    Pretreating with tretinoin matters (and hair reduction might matter)

    Data going back three decades suggests that by applying topical tretinoin nightly for a month prior to surgery, patients’ wounds heal faster, compared to placebo cream. Dermatologists should consider the approach when doing different types of wounding procedures, like chemical peels and dermabrasion, according to Dr. Kirsner.

    “Experimentally, people have been doing other things to speed healing prior to creating a wound. They’ve plucked or shaved the hair to stimulate follicular stem cells. They’ve waxed the hair. And at least in animal models, this seems to speed healing,” he says.

    Age matters

    Age matters, as does preparing patients for age-related wound healing challenges.

    “All patients heal differently,” Dr. Kirsner says. “Young patients heal faster, but they scar more. Older people heal more slowly but scar less.”

    The culprit seems to be estrogen, in men and women. Researchers have shown that by giving an elderly patient hormone replacement therapy, one can shift the patient from an older person’s healing phenotype (slow healing with less scarring), to a younger person’s healing phenotype (faster healing, more scarring), he says.

    “The most important tip there is to understand expectations and, in theory, if you really were interested in the cosmetic effect on the patient, perhaps, if they were on hormone replacement, you might want to stop it during the procedure. If you’re worried about slow healing in a patient, you may want to add hormone replacement therapy. But that’s experimental,” Dr. Kirsner says.

    One caveat: Estrogen’s effect may depend on the type of wound.

    “We do know the deeper wounds scar more, so, maybe, the estrogen has a more profound effect on the fibroblasts deep in the dermis, as opposed to superficially,” he says.

    Suture type matters

    The type of sutures dermatologists use could impact patients’ wound healing.

    Sutures coated with antiseptic seem to reduce infection, at least in the oral mucosa. They also reduce bacterial counts and pain, according to the dermatologist. Some studies suggest sutures made from novel materials, such as chiton, may accelerate wound healing.

    Occlusion matters

    Covering a wound with an occlusive dressing speeds wound healing, especially for partial thickness wounds. Other benefits of occlusive dressing are improved cosmetic results and less pain. Studies have not shown an increased infection risk with occlusion, according to Dr. Kirsner.

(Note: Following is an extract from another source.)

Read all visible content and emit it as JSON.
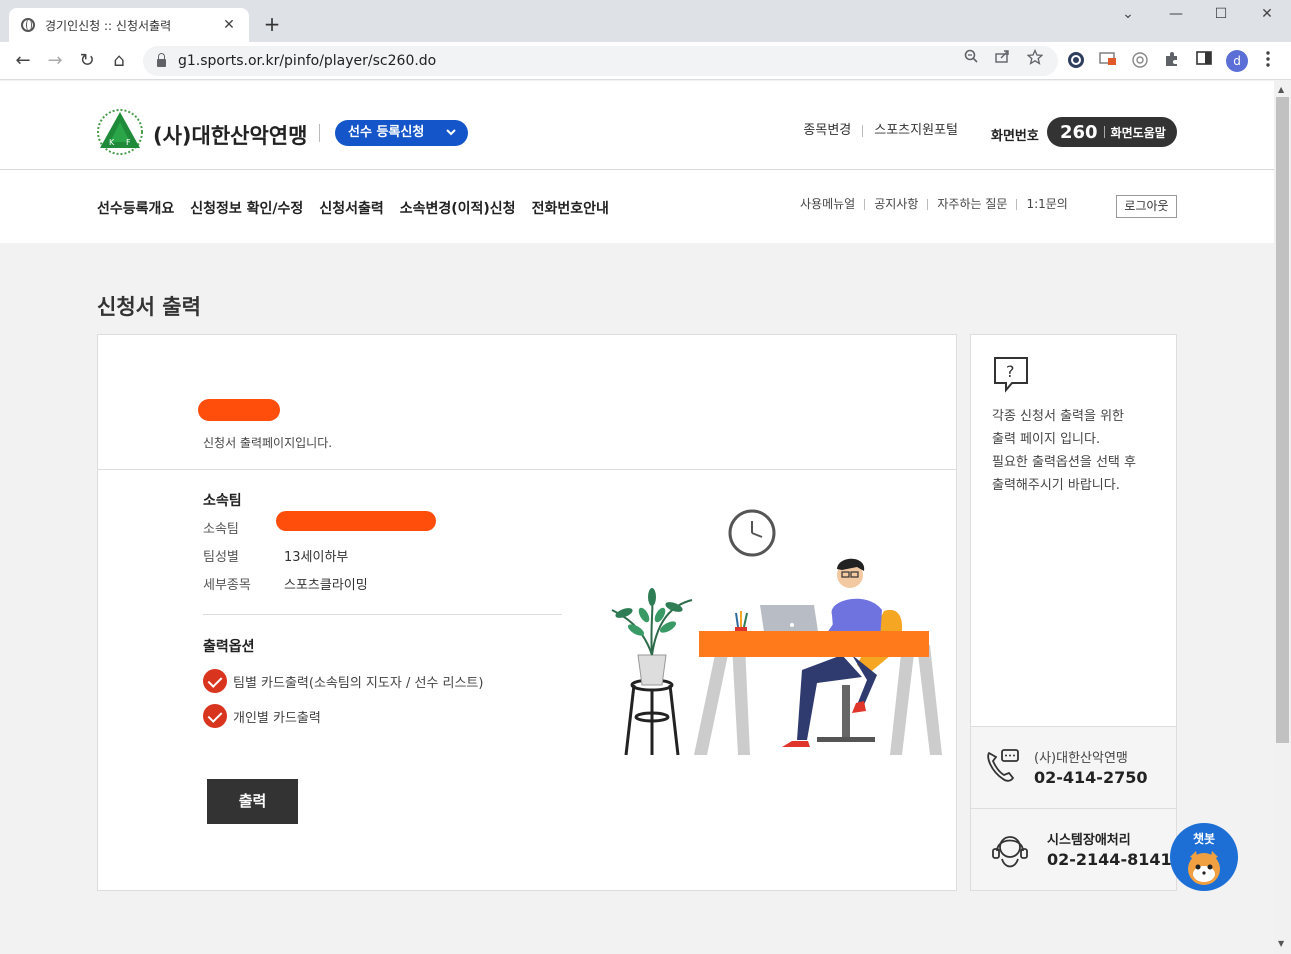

    The benefits of using an occlusive dressing on wounds versus no occlusive dressing seems to be mediated through downregulation of inflammatory cytokines and certain keratin proteins, he says.

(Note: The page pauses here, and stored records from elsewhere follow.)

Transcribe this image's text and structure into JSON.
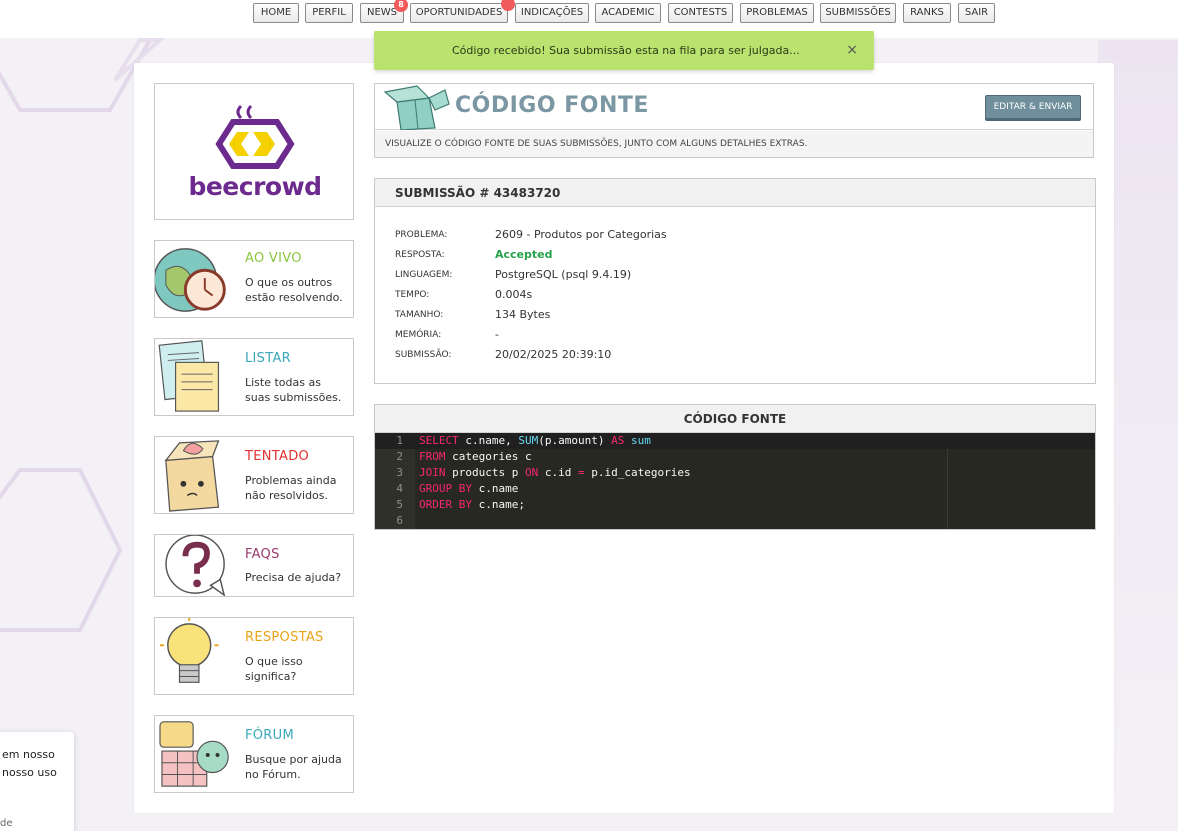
{
  "nav": {
    "items": [
      "HOME",
      "PERFIL",
      "NEWS",
      "OPORTUNIDADES",
      "INDICAÇÕES",
      "ACADEMIC",
      "CONTESTS",
      "PROBLEMAS",
      "SUBMISSÕES",
      "RANKS",
      "SAIR"
    ],
    "news_badge": "8"
  },
  "toast": {
    "message": "Código recebido! Sua submissão esta na fila para ser julgada...",
    "close": "×"
  },
  "logo": {
    "text": "beecrowd"
  },
  "sidebar": [
    {
      "title": "AO VIVO",
      "desc": "O que os outros estão resolvendo.",
      "color": "#8cc63f",
      "icon": "globe-clock-icon"
    },
    {
      "title": "LISTAR",
      "desc": "Liste todas as suas submissões.",
      "color": "#3aa8b8",
      "icon": "papers-icon"
    },
    {
      "title": "TENTADO",
      "desc": "Problemas ainda não resolvidos.",
      "color": "#e03030",
      "icon": "box-face-icon"
    },
    {
      "title": "FAQS",
      "desc": "Precisa de ajuda?",
      "color": "#9b3a6e",
      "icon": "question-bubble-icon"
    },
    {
      "title": "RESPOSTAS",
      "desc": "O que isso significa?",
      "color": "#e8a317",
      "icon": "lightbulb-icon"
    },
    {
      "title": "FÓRUM",
      "desc": "Busque por ajuda no Fórum.",
      "color": "#3aa8b8",
      "icon": "forum-icon"
    }
  ],
  "header": {
    "title": "CÓDIGO FONTE",
    "edit_button": "EDITAR & ENVIAR",
    "description": "VISUALIZE O CÓDIGO FONTE DE SUAS SUBMISSÕES, JUNTO COM ALGUNS DETALHES EXTRAS."
  },
  "submission": {
    "title": "SUBMISSÃO # 43483720",
    "rows": [
      {
        "key": "PROBLEMA:",
        "value": "2609 - Produtos por Categorias"
      },
      {
        "key": "RESPOSTA:",
        "value": "Accepted"
      },
      {
        "key": "LINGUAGEM:",
        "value": "PostgreSQL (psql 9.4.19)"
      },
      {
        "key": "TEMPO:",
        "value": "0.004s"
      },
      {
        "key": "TAMANHO:",
        "value": "134 Bytes"
      },
      {
        "key": "MEMÓRIA:",
        "value": "-"
      },
      {
        "key": "SUBMISSÃO:",
        "value": "20/02/2025 20:39:10"
      }
    ]
  },
  "code": {
    "title": "CÓDIGO FONTE",
    "lines": [
      "SELECT c.name, SUM(p.amount) AS sum",
      "FROM categories c",
      "JOIN products p ON c.id = p.id_categories",
      "GROUP BY c.name",
      "ORDER BY c.name;",
      ""
    ]
  },
  "cookie": {
    "line1": "em nosso",
    "line2": "nosso uso",
    "line3": "de"
  }
}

    Postop wound tension matters

    Researchers at Stanford developed a dressing, called Embrace (Neodyne Sciences), which reduces the tension—the pulling forces away from the wound.

    “Normally, when you suture a wound together, there are forces that pull it together that make the scar wider. This is a special dressing that prevents that pulling of the wound …” Dr. Kirsner says. “They studied it in animal models and in human models with abdominoplasty and breast scar reduction—all finding that if you use this dressing you have less wide scars and more cosmetically acceptable scars.”

    Some have tried using Botox [Allergan] to reduce tension across the wound, he says.

    “There are some animal models to suggest Botox can improve the scars by reducing wound tension,” Dr. Kirsner says.

    Next: These factors DO NOT matter

    Lisette Hilton
    Lisette Hilton is president of Words Come Alive, based in Boca Raton, Florida.


    You must be signed in to leave a comment. Registering is fast and free!

    All comments must follow the ModernMedicine Network community rules and terms of use, and will be moderated. ModernMedicine reserves the right to use the comments we receive, in whole or in part,in any medium. See also the Terms of Use, Privacy Policy and Community FAQ.

    • No comments available

    Latest Tweets Follow